Website and app data records
=== Begin Enclosure ===

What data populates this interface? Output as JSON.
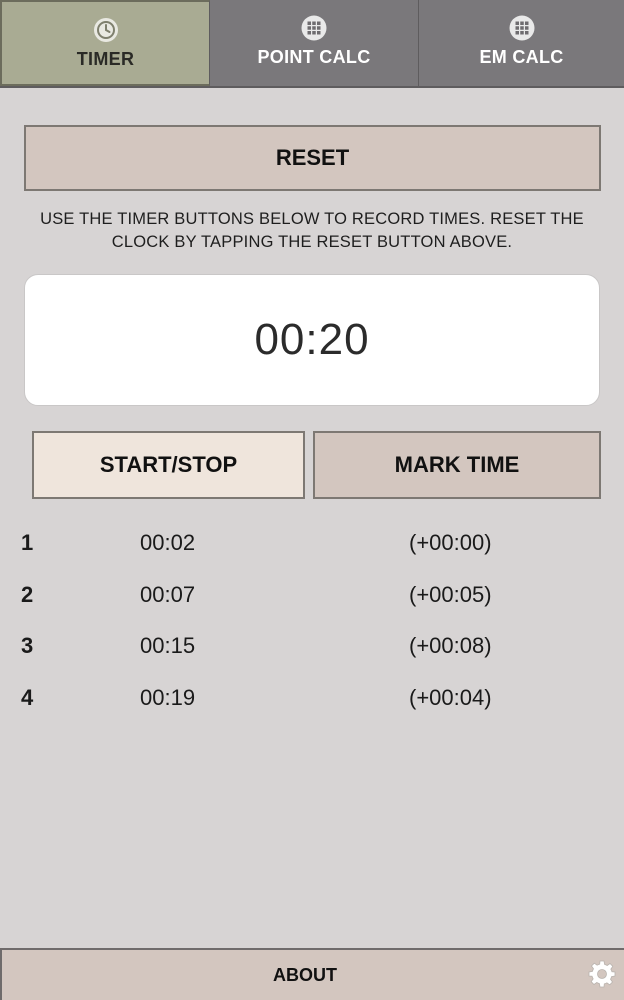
{
  "tabs": [
    {
      "label": "TIMER",
      "icon": "clock-icon",
      "active": true
    },
    {
      "label": "POINT CALC",
      "icon": "grid-icon",
      "active": false
    },
    {
      "label": "EM CALC",
      "icon": "grid-icon",
      "active": false
    }
  ],
  "reset": {
    "label": "RESET"
  },
  "instructions": "USE THE TIMER BUTTONS BELOW TO RECORD TIMES. RESET THE CLOCK BY TAPPING THE RESET BUTTON ABOVE.",
  "clock": {
    "display": "00:20"
  },
  "controls": {
    "start_stop_label": "START/STOP",
    "mark_time_label": "MARK TIME"
  },
  "marks": [
    {
      "index": "1",
      "time": "00:02",
      "delta": "(+00:00)"
    },
    {
      "index": "2",
      "time": "00:07",
      "delta": "(+00:05)"
    },
    {
      "index": "3",
      "time": "00:15",
      "delta": "(+00:08)"
    },
    {
      "index": "4",
      "time": "00:19",
      "delta": "(+00:04)"
    }
  ],
  "footer": {
    "about_label": "ABOUT",
    "settings_icon": "gear-icon"
  },
  "colors": {
    "active_tab": "#a9ab93",
    "inactive_tab": "#7a787b",
    "button": "#d3c6bf",
    "start_button": "#efe5dc",
    "background": "#d7d4d4"
  }
}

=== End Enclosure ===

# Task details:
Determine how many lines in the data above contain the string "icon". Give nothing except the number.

# Response to the exercise:
4